→ Information
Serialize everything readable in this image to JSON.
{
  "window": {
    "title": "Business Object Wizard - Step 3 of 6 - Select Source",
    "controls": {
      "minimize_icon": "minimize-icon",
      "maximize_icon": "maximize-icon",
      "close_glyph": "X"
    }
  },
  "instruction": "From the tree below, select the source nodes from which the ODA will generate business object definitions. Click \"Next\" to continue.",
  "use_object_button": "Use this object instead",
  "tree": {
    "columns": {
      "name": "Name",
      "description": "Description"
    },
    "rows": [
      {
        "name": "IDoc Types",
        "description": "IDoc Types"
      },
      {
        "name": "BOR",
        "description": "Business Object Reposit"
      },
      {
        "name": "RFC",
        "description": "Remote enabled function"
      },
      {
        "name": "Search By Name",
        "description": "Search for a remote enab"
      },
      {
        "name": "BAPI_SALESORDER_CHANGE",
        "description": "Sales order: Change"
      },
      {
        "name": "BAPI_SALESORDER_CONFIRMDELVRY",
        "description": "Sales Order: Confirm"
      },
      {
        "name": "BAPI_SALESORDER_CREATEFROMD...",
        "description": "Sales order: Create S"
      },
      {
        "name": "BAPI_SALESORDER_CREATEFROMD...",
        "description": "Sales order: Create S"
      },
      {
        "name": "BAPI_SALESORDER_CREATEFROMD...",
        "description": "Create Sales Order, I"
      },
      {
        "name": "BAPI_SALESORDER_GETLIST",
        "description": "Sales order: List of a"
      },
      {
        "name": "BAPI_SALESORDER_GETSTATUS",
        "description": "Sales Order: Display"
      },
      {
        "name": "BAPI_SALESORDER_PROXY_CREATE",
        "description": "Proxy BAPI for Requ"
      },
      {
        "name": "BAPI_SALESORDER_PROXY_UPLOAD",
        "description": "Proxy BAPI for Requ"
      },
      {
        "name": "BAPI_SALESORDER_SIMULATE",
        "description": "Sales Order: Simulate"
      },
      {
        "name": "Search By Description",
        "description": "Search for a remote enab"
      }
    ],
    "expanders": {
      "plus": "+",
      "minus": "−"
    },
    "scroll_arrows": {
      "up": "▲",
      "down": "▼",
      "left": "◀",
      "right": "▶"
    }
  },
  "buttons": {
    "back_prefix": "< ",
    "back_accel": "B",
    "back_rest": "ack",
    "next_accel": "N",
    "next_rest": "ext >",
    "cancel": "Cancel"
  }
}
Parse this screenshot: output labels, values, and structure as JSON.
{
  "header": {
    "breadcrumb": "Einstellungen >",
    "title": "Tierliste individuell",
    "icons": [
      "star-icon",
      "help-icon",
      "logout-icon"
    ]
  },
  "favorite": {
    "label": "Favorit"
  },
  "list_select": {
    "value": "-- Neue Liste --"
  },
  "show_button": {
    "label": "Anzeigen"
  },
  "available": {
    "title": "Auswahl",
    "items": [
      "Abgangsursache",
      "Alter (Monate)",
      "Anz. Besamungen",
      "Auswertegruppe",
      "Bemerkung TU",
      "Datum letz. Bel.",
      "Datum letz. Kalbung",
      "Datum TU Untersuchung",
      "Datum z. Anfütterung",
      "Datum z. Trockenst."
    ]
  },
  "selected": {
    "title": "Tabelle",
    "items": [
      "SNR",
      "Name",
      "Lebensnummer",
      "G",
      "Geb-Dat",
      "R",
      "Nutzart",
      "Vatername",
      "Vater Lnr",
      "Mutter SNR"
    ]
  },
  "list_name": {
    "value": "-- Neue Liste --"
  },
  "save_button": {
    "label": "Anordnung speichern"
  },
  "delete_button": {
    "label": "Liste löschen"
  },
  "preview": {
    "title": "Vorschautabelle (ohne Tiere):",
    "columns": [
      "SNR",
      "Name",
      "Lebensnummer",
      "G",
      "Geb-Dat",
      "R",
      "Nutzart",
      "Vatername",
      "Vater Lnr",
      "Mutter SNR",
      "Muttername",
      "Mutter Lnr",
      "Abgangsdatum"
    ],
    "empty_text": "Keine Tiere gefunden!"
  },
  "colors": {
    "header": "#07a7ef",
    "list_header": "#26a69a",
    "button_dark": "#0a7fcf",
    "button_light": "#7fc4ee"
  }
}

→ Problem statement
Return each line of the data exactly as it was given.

→ Result for this exercise
Serialize everything readable in this image to JSON.
{
  "window": {
    "title": "Business Object Wizard - Step 3 of 6 - Select Source",
    "controls": {
      "minimize_icon": "minimize-icon",
      "maximize_icon": "maximize-icon",
      "close_glyph": "X"
    }
  },
  "instruction": "From the tree below, select the source nodes from which the ODA will generate business object definitions. Click \"Next\" to continue.",
  "use_object_button": "Use this object instead",
  "tree": {
    "columns": {
      "name": "Name",
      "description": "Description"
    },
    "rows": [
      {
        "name": "IDoc Types",
        "description": "IDoc Types"
      },
      {
        "name": "BOR",
        "description": "Business Object Reposit"
      },
      {
        "name": "RFC",
        "description": "Remote enabled function"
      },
      {
        "name": "Search By Name",
        "description": "Search for a remote enab"
      },
      {
        "name": "BAPI_SALESORDER_CHANGE",
        "description": "Sales order: Change"
      },
      {
        "name": "BAPI_SALESORDER_CONFIRMDELVRY",
        "description": "Sales Order: Confirm"
      },
      {
        "name": "BAPI_SALESORDER_CREATEFROMD...",
        "description": "Sales order: Create S"
      },
      {
        "name": "BAPI_SALESORDER_CREATEFROMD...",
        "description": "Sales order: Create S"
      },
      {
        "name": "BAPI_SALESORDER_CREATEFROMD...",
        "description": "Create Sales Order, I"
      },
      {
        "name": "BAPI_SALESORDER_GETLIST",
        "description": "Sales order: List of a"
      },
      {
        "name": "BAPI_SALESORDER_GETSTATUS",
        "description": "Sales Order: Display"
      },
      {
        "name": "BAPI_SALESORDER_PROXY_CREATE",
        "description": "Proxy BAPI for Requ"
      },
      {
        "name": "BAPI_SALESORDER_PROXY_UPLOAD",
        "description": "Proxy BAPI for Requ"
      },
      {
        "name": "BAPI_SALESORDER_SIMULATE",
        "description": "Sales Order: Simulate"
      },
      {
        "name": "Search By Description",
        "description": "Search for a remote enab"
      }
    ],
    "expanders": {
      "plus": "+",
      "minus": "−"
    },
    "scroll_arrows": {
      "up": "▲",
      "down": "▼",
      "left": "◀",
      "right": "▶"
    }
  },
  "buttons": {
    "back_prefix": "< ",
    "back_accel": "B",
    "back_rest": "ack",
    "next_accel": "N",
    "next_rest": "ext >",
    "cancel": "Cancel"
  }
}
Parse this screenshot: output labels, values, and structure as JSON.
{
  "header": {
    "breadcrumb": "Einstellungen >",
    "title": "Tierliste individuell",
    "icons": [
      "star-icon",
      "help-icon",
      "logout-icon"
    ]
  },
  "favorite": {
    "label": "Favorit"
  },
  "list_select": {
    "value": "-- Neue Liste --"
  },
  "show_button": {
    "label": "Anzeigen"
  },
  "available": {
    "title": "Auswahl",
    "items": [
      "Abgangsursache",
      "Alter (Monate)",
      "Anz. Besamungen",
      "Auswertegruppe",
      "Bemerkung TU",
      "Datum letz. Bel.",
      "Datum letz. Kalbung",
      "Datum TU Untersuchung",
      "Datum z. Anfütterung",
      "Datum z. Trockenst."
    ]
  },
  "selected": {
    "title": "Tabelle",
    "items": [
      "SNR",
      "Name",
      "Lebensnummer",
      "G",
      "Geb-Dat",
      "R",
      "Nutzart",
      "Vatername",
      "Vater Lnr",
      "Mutter SNR"
    ]
  },
  "list_name": {
    "value": "-- Neue Liste --"
  },
  "save_button": {
    "label": "Anordnung speichern"
  },
  "delete_button": {
    "label": "Liste löschen"
  },
  "preview": {
    "title": "Vorschautabelle (ohne Tiere):",
    "columns": [
      "SNR",
      "Name",
      "Lebensnummer",
      "G",
      "Geb-Dat",
      "R",
      "Nutzart",
      "Vatername",
      "Vater Lnr",
      "Mutter SNR",
      "Muttername",
      "Mutter Lnr",
      "Abgangsdatum"
    ],
    "empty_text": "Keine Tiere gefunden!"
  },
  "colors": {
    "header": "#07a7ef",
    "list_header": "#26a69a",
    "button_dark": "#0a7fcf",
    "button_light": "#7fc4ee"
  }
}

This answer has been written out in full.